What to work on - Check every line below, and copy those that include "this".

Study material -
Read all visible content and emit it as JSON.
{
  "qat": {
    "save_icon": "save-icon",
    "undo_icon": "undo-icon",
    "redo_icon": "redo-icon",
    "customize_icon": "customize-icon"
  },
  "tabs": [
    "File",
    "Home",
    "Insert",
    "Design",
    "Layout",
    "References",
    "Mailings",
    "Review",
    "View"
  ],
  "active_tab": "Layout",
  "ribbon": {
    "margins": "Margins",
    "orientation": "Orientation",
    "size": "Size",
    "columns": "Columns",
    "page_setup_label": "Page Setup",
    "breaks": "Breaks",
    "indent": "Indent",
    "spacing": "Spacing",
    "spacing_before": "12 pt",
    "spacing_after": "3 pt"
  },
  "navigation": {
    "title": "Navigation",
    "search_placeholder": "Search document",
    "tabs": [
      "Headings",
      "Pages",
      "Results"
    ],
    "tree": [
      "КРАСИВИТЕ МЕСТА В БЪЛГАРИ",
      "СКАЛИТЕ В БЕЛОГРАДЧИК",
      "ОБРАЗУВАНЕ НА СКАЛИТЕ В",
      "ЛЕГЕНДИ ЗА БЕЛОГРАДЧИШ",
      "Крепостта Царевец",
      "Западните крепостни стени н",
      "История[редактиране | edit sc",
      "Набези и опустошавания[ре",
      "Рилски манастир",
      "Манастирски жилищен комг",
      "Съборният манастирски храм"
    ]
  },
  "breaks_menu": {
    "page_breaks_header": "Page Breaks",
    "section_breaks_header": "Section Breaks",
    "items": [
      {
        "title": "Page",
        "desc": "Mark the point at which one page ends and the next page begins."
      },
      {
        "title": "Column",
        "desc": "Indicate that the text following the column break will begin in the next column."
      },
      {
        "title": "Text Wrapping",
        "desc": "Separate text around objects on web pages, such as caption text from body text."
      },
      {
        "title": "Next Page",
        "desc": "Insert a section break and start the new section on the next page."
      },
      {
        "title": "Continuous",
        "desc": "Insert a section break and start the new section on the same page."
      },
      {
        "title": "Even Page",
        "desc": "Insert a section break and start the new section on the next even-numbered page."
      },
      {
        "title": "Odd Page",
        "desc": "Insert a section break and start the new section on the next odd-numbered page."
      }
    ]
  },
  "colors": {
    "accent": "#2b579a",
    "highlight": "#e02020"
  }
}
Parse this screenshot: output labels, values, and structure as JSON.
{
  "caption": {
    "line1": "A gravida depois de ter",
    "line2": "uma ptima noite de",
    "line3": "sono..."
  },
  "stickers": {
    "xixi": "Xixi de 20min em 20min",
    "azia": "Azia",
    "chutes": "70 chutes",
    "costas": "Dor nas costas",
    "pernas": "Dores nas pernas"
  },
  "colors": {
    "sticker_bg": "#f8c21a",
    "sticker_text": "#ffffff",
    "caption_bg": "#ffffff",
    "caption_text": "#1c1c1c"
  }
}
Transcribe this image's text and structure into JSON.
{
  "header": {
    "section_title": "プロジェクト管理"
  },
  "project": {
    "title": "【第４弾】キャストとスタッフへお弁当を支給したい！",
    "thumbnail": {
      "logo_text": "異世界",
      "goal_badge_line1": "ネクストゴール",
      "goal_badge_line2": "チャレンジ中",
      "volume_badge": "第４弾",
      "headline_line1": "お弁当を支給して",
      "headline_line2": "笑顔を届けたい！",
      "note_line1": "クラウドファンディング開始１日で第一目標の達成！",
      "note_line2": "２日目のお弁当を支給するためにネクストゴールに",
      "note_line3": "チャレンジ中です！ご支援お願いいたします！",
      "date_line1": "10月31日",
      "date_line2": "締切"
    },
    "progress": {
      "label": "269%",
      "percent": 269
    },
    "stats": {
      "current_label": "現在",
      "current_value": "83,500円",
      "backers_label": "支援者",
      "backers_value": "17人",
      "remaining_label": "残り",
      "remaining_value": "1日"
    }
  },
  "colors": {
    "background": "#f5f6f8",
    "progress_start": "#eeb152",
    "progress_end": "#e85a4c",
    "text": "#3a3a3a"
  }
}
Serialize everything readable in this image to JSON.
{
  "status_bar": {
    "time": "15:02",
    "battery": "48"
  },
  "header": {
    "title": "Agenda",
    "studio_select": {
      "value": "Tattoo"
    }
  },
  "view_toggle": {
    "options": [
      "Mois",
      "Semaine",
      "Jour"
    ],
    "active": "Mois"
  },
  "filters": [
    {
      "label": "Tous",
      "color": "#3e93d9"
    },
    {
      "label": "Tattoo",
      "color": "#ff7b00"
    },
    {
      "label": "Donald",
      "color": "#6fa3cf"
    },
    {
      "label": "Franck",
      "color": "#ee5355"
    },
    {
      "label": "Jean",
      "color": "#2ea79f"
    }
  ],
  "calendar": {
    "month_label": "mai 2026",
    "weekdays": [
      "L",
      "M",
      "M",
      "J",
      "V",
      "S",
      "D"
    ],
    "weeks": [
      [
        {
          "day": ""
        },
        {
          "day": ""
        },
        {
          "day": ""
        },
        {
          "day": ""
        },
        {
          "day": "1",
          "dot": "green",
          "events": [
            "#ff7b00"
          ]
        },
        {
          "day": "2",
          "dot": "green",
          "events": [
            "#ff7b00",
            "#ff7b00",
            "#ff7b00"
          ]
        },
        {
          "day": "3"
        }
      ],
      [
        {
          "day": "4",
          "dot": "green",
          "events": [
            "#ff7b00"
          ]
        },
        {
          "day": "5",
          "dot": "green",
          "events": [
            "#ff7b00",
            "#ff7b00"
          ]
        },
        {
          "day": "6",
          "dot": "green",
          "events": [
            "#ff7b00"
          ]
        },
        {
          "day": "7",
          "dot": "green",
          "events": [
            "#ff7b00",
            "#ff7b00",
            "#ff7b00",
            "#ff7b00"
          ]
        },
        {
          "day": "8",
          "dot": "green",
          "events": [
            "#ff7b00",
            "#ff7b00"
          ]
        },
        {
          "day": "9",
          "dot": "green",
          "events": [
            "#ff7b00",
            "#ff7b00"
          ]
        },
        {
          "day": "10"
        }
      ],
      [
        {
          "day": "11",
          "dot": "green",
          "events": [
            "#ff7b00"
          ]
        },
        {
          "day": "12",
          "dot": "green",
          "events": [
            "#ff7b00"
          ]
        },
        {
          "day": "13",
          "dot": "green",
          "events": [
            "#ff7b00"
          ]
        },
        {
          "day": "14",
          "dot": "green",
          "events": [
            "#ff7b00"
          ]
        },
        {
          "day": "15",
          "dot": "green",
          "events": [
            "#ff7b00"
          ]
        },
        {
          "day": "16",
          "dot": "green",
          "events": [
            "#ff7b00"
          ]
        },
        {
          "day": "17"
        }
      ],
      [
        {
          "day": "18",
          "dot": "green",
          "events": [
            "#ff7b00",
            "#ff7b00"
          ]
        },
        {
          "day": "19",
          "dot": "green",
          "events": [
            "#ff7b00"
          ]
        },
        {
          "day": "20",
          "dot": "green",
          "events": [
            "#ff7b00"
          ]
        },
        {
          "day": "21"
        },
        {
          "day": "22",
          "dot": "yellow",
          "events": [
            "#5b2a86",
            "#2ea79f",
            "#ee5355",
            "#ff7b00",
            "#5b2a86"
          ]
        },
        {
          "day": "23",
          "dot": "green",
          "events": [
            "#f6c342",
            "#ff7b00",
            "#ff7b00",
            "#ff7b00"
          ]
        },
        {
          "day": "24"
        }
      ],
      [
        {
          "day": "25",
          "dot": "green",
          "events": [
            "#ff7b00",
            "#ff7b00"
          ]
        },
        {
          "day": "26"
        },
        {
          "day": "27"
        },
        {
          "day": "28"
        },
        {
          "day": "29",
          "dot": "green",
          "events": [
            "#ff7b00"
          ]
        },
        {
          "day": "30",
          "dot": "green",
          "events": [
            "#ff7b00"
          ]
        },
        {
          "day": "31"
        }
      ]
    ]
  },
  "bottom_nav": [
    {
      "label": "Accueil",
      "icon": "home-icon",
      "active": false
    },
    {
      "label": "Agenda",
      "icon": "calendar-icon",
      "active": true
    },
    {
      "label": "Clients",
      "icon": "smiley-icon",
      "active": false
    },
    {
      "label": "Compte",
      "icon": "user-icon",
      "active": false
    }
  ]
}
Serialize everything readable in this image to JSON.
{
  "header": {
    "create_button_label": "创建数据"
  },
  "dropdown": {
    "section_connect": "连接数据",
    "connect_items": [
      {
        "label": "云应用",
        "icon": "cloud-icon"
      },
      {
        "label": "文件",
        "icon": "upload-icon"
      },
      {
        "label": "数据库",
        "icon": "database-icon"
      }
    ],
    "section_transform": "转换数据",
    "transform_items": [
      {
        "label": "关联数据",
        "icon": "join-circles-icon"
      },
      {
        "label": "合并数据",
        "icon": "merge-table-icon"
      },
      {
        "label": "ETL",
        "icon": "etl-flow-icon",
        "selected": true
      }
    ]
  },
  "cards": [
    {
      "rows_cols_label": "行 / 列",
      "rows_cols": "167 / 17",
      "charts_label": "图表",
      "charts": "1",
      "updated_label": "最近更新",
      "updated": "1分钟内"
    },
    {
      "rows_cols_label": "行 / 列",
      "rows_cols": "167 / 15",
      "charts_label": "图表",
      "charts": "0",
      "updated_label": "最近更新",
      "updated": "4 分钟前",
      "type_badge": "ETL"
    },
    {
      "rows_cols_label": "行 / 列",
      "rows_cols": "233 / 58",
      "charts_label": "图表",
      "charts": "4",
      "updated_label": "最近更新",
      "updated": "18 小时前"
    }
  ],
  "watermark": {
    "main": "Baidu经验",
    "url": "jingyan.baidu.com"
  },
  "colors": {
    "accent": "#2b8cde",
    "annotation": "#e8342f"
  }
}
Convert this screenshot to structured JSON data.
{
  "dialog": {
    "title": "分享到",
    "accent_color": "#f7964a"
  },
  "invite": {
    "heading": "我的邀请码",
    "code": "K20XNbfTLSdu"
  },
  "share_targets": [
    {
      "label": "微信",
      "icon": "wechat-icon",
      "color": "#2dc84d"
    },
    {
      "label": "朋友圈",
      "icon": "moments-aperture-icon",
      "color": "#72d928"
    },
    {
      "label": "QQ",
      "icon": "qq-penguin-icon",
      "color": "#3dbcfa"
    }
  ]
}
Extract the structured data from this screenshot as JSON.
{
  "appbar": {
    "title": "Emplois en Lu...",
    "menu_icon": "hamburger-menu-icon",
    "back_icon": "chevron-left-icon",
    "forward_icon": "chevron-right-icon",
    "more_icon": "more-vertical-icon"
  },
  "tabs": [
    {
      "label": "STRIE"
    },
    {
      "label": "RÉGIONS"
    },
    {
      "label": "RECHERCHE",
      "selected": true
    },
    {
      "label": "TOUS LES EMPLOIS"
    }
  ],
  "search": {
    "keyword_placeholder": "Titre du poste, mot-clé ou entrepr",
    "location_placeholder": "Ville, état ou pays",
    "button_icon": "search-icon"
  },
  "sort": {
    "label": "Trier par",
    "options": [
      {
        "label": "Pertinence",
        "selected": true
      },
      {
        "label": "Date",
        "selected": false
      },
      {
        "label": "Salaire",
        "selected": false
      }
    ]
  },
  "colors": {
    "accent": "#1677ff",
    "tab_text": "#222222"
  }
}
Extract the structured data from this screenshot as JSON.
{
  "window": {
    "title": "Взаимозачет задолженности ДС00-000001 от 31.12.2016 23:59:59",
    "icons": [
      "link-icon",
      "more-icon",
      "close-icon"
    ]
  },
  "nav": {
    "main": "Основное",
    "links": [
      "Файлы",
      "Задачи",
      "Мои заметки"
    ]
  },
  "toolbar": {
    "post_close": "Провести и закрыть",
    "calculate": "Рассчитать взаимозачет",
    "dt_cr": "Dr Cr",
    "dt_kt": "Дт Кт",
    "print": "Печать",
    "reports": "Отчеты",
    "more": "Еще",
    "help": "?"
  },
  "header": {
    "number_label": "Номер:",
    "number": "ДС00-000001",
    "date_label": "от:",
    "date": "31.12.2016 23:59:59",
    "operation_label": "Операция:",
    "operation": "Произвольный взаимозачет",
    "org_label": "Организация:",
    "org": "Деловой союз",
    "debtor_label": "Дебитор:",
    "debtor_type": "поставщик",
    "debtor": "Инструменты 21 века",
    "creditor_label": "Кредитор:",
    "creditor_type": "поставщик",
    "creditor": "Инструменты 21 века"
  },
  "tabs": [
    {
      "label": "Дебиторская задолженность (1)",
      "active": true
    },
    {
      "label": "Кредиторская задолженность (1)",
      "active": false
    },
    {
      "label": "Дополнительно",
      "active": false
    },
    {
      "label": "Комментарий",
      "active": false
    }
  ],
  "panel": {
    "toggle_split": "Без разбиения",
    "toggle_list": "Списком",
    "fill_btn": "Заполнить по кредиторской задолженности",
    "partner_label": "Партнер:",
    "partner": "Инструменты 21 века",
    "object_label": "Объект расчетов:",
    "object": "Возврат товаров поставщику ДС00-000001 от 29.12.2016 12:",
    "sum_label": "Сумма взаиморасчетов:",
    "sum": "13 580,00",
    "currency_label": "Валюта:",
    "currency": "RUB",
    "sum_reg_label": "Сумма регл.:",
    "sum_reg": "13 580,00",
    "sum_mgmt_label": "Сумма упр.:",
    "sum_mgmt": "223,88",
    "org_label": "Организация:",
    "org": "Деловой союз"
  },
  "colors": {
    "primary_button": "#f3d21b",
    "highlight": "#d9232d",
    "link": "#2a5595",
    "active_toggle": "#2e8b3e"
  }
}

Solution -
Parse this screenshot: output labels, values, and structure as JSON.
Transcribe this image's text and structure into JSON.
Serialize everything readable in this image to JSON.
Serialize everything readable in this image to JSON.
Convert this screenshot to structured JSON data.
Extract the structured data from this screenshot as JSON.
Extract the structured data from this screenshot as JSON.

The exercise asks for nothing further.